There are of course more intellectually honest pro-choice arguments. What these more rigorous arguments for abortion rights all have in common is an acknowledgement of the humanity of the unborn. Their soundness lies on the truth value of their normative premises, thus they cannot be falsified. Of course that means they cannot be proven either.
There is the Lockean liberal approach best articulated by MIT Professor of Philosophy Judith Jarvis Thompson in her 1971 Philosophy and Public Affairs article titled A Defense of Abortion. Rejecting a duty to support others’ lives, her argument has become known as the “violinist defense” and can be read in its entirety here.
There is also the far more influential Rousseauen progressive approach that identifies the asymmetry of responsibility among the two genders in childbirth as the central cause of inequality between men and women. By asserting a hierarchy of values that places the mother’s right to gender equality above her child’s right to life, this line of reasoning is quite congruent with many of the other historical applications of the writings of Jean Jacques Rousseau.
The best articulation of this form of radical feminism can be found in the reasoning of Justice Ruth Bader Ginsburg on why Roe v Wade was wrongly decided because she asserts the Equal Protection Clause of the 14th Amendment is the right of abortion’s true jurisprudential foundation, as she wrote with much pith in her dissent to the 2007 Gonzales v Carhart decision which affirmed the Partial Birth Abortion Ban Act of 2003:

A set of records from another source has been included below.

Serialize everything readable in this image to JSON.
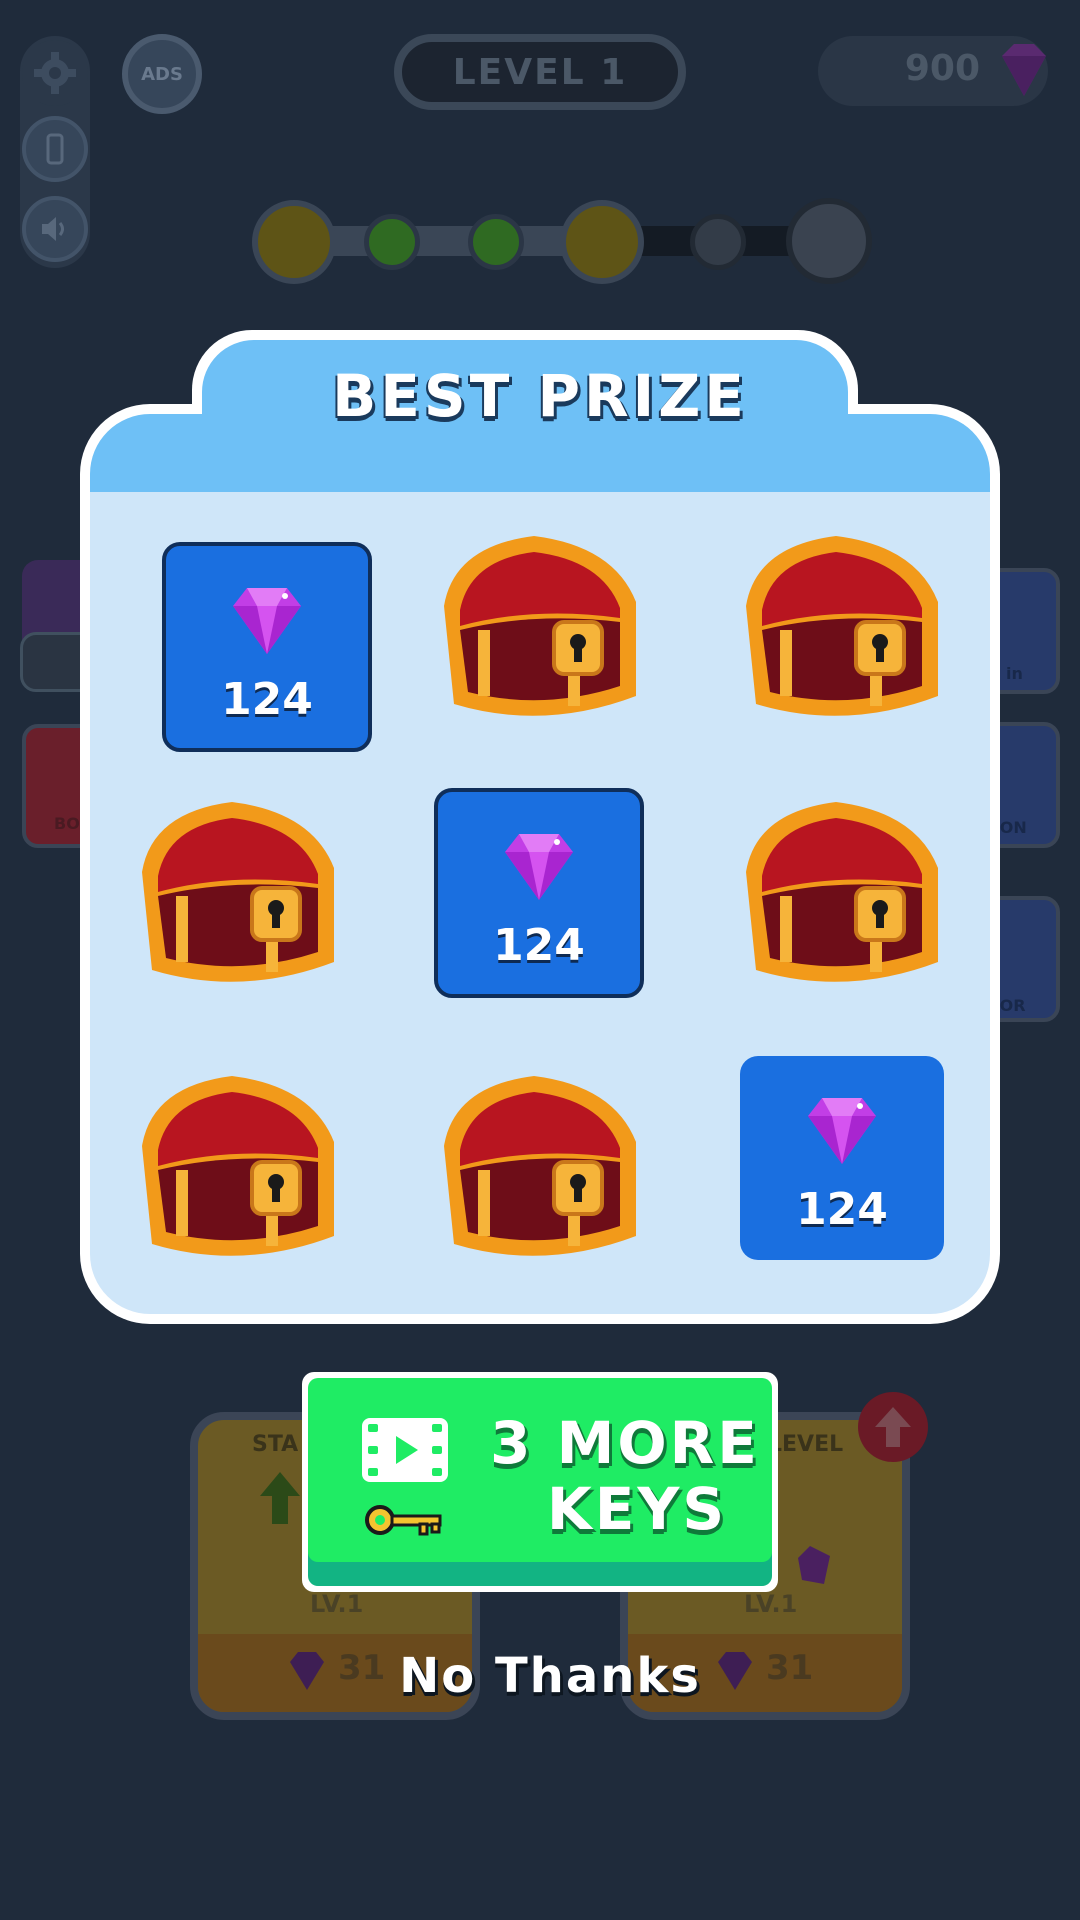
{
  "header": {
    "level_label": "LEVEL 1",
    "gem_count": "900",
    "ads_label": "ADS"
  },
  "background_cards": {
    "left": {
      "title_fragment": "STA",
      "level": "LV.1",
      "price": "31"
    },
    "right": {
      "title_fragment": "LEVEL",
      "level": "LV.1",
      "price": "31"
    },
    "side_labels": [
      "BO",
      "in",
      "PON",
      "LOR"
    ]
  },
  "modal": {
    "title": "BEST PRIZE",
    "grid": [
      {
        "kind": "gem",
        "value": "124"
      },
      {
        "kind": "chest"
      },
      {
        "kind": "chest"
      },
      {
        "kind": "chest"
      },
      {
        "kind": "gem",
        "value": "124"
      },
      {
        "kind": "chest"
      },
      {
        "kind": "chest"
      },
      {
        "kind": "chest"
      },
      {
        "kind": "gem",
        "value": "124"
      }
    ]
  },
  "cta": {
    "line1": "3 MORE",
    "line2": "KEYS",
    "icons": [
      "video-play-icon",
      "key-icon"
    ]
  },
  "dismiss_label": "No Thanks",
  "colors": {
    "background": "#1f2b3b",
    "modal_header": "#6ec0f6",
    "modal_inner": "#cfe6f9",
    "gem_tile": "#1a6fe0",
    "cta_green": "#1fec64",
    "gem_purple": "#c23ee6"
  }
}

Women, it is now acknowledged, have the talent, capacity, and right to participate equally in the economic and social life of the Nation. Their ability to realize their full potential … is intimately connected to their ability to control their reproductive lives. Thus, legal challenges to undue restrictions on abortion procedures do not seek to vindicate some generalized notion of privacy; rather, they center on a woman’s autonomy to determine her life’s course, and thus to enjoy equal citizenship stature.

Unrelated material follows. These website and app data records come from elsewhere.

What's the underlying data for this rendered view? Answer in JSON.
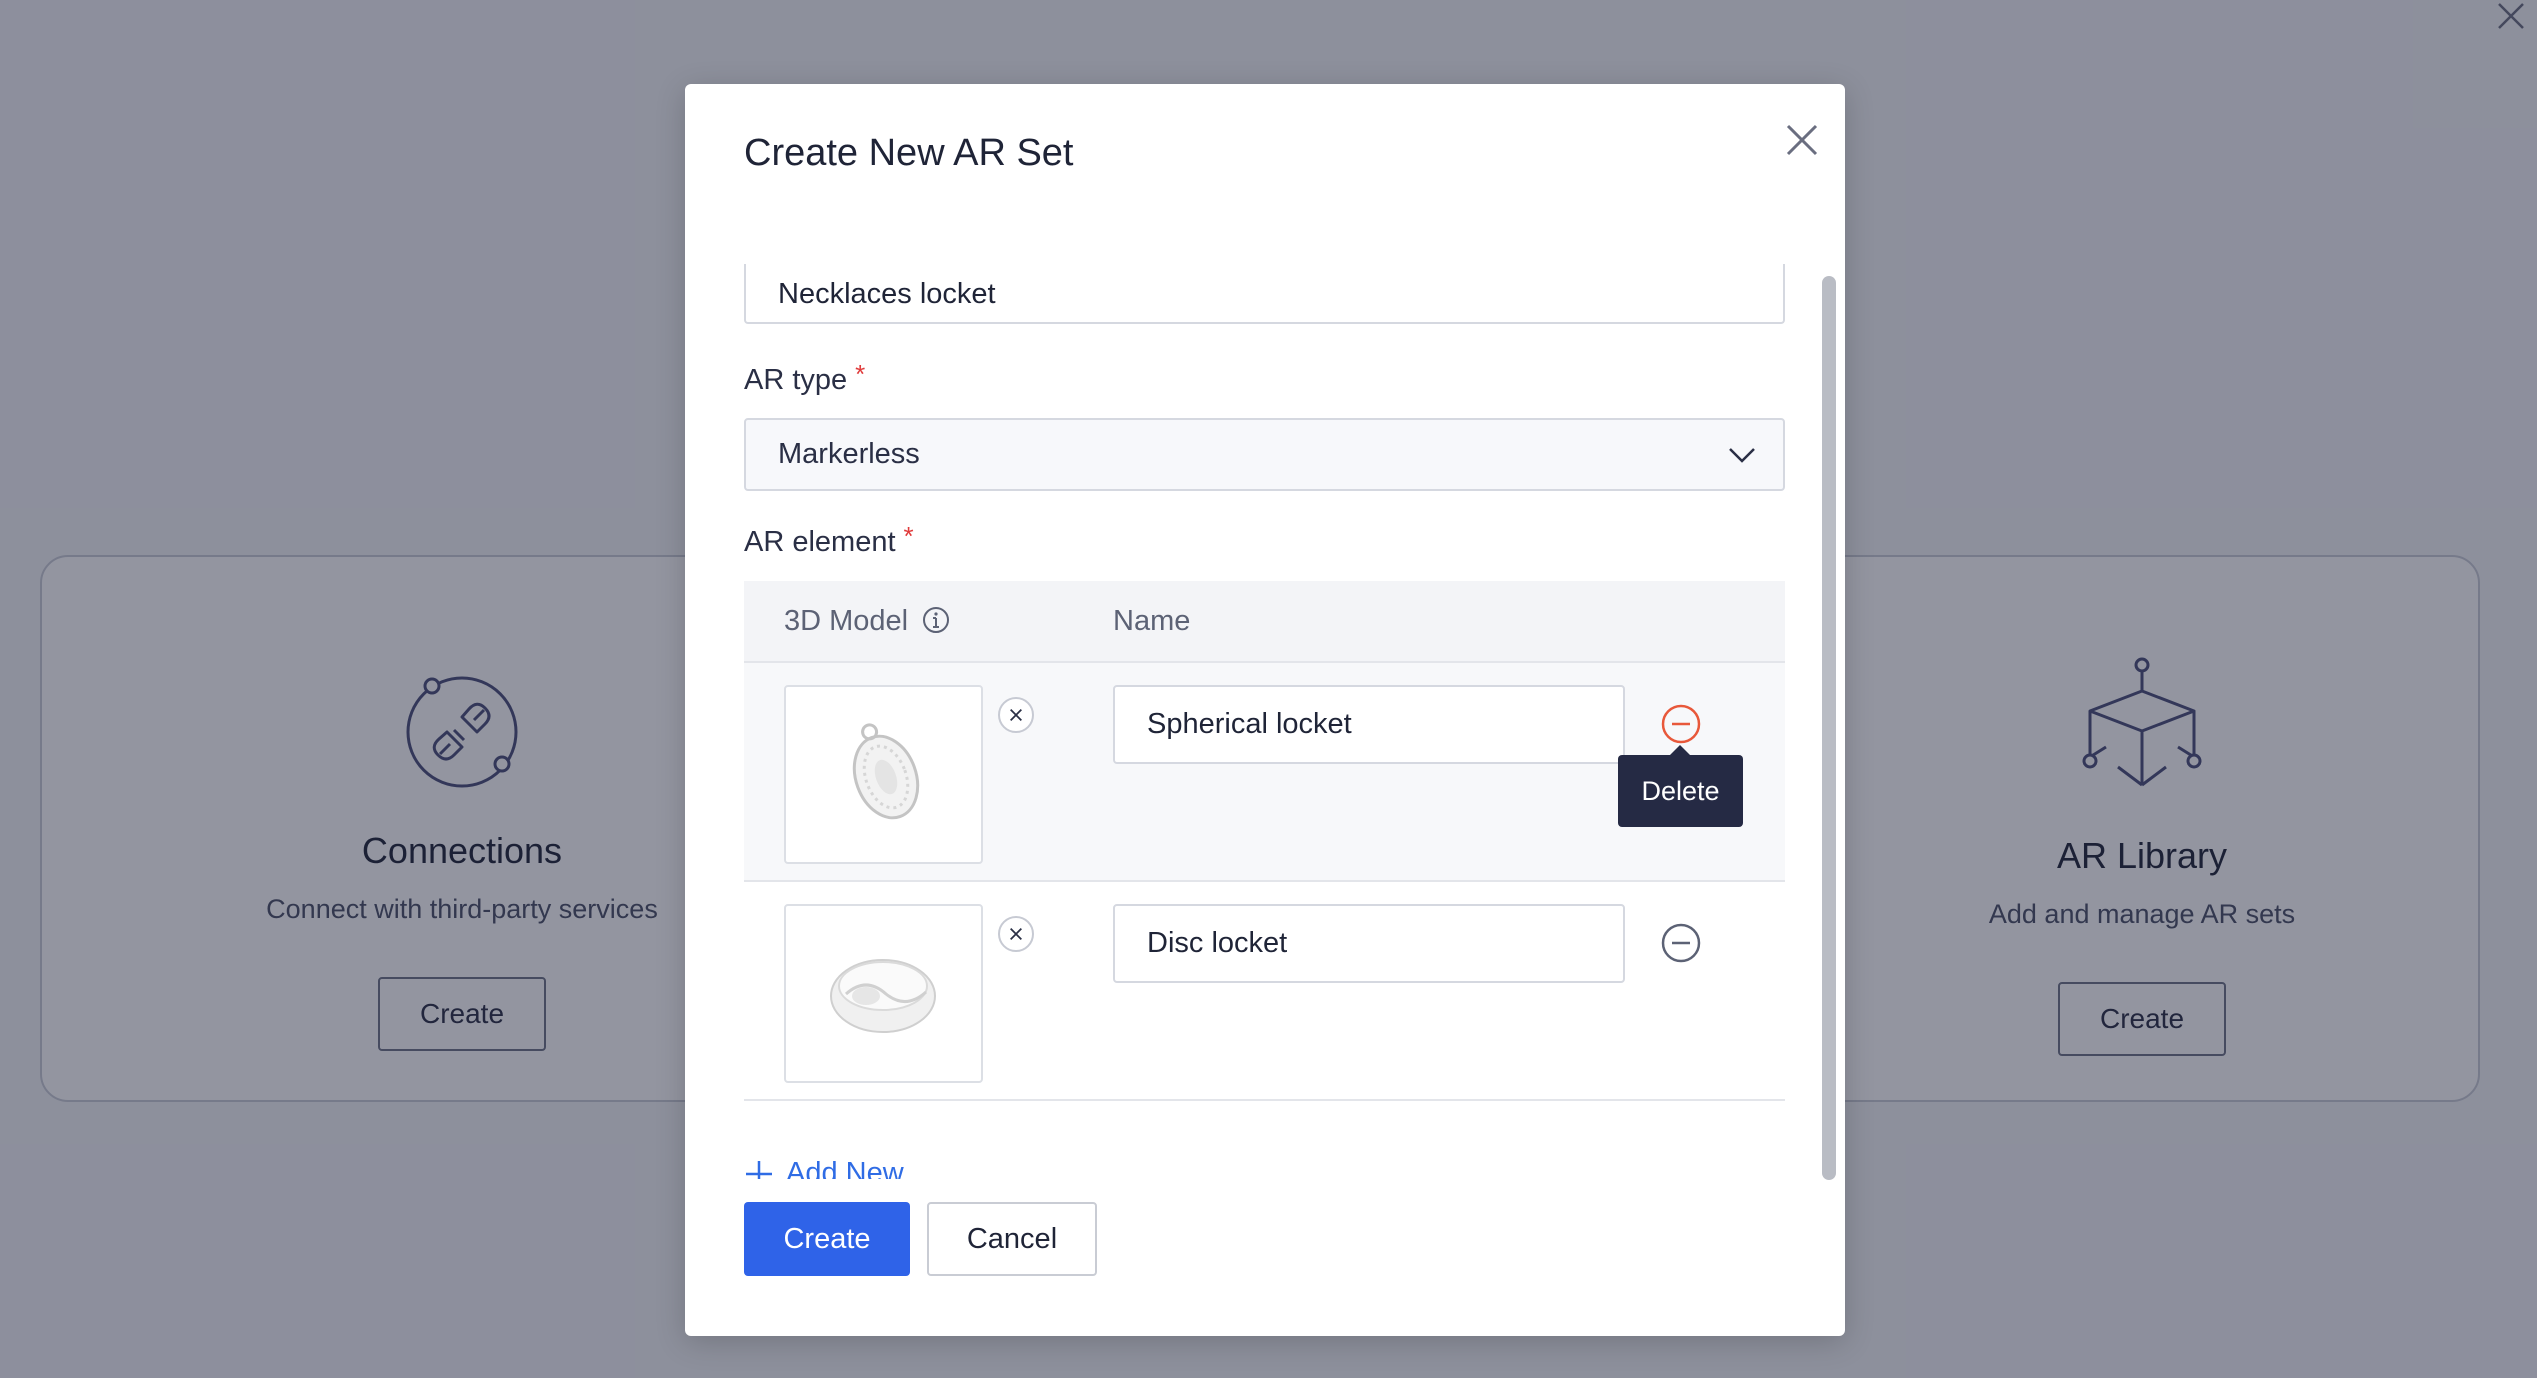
{
  "background": {
    "cards": [
      {
        "title": "Connections",
        "description": "Connect with third-party services",
        "button": "Create",
        "icon": "plug-connection-icon"
      },
      {
        "title": "AR Library",
        "description": "Add and manage AR sets",
        "button": "Create",
        "icon": "3d-cube-icon"
      }
    ]
  },
  "modal": {
    "title": "Create New AR Set",
    "set_name_value": "Necklaces locket",
    "ar_type": {
      "label": "AR type",
      "required_mark": "*",
      "selected": "Markerless"
    },
    "ar_element": {
      "label": "AR element",
      "required_mark": "*",
      "columns": [
        "3D Model",
        "Name"
      ],
      "rows": [
        {
          "model": "spherical-locket-thumbnail",
          "name": "Spherical locket",
          "tooltip": "Delete"
        },
        {
          "model": "disc-locket-thumbnail",
          "name": "Disc locket"
        }
      ]
    },
    "add_new_label": "Add New",
    "create_label": "Create",
    "cancel_label": "Cancel"
  },
  "colors": {
    "primary": "#2f63e8",
    "link": "#2f6ce5",
    "danger": "#e8583a",
    "required": "#e03b3b",
    "tooltip_bg": "#252a44"
  }
}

It remains to be seen whether or not the broader public will buy this argument, but its popularization seems to be core to the mission of every university’s department of women’s studies. Warning in 1995 that the increased access to ultrasound technology threatened to undermine women’s support for their own abortion rights, the talented feminist writer Naomi Wolf argued in her canonical New Republic article Our Bodies our Souls for a pivot away from the rhetorically easy but factually challenged denial that abortion kills children. Young women need to be taught that their right to abortion is a right to kill, she argued, because killing is OK; we simply need to hone the ethical framework around when it should be allowed:
War is legal: it is sometimes even necessary. Letting the dying die in peace is often legal and sometimes even necessary. Abortion should be legal; it is sometimes even necessary. Sometimes the mother must be able to decide that the fetus, in its full humanity, must die. But it is never right or necessary to minimize the value of the lives involved or the sacrifice incurred in letting them go. Only if we uphold abortion rights within a matrix of individual conscience, atonement and responsibility can we both correct the logical and ethical absurdity in our position and consolidate the support of the center.
I’m not sure Joe and Joelina public, standing in the political center, will sign on to Wolf’s logic, but I salute OMSI for forcing the issue one way or the other with its very bold exhibit.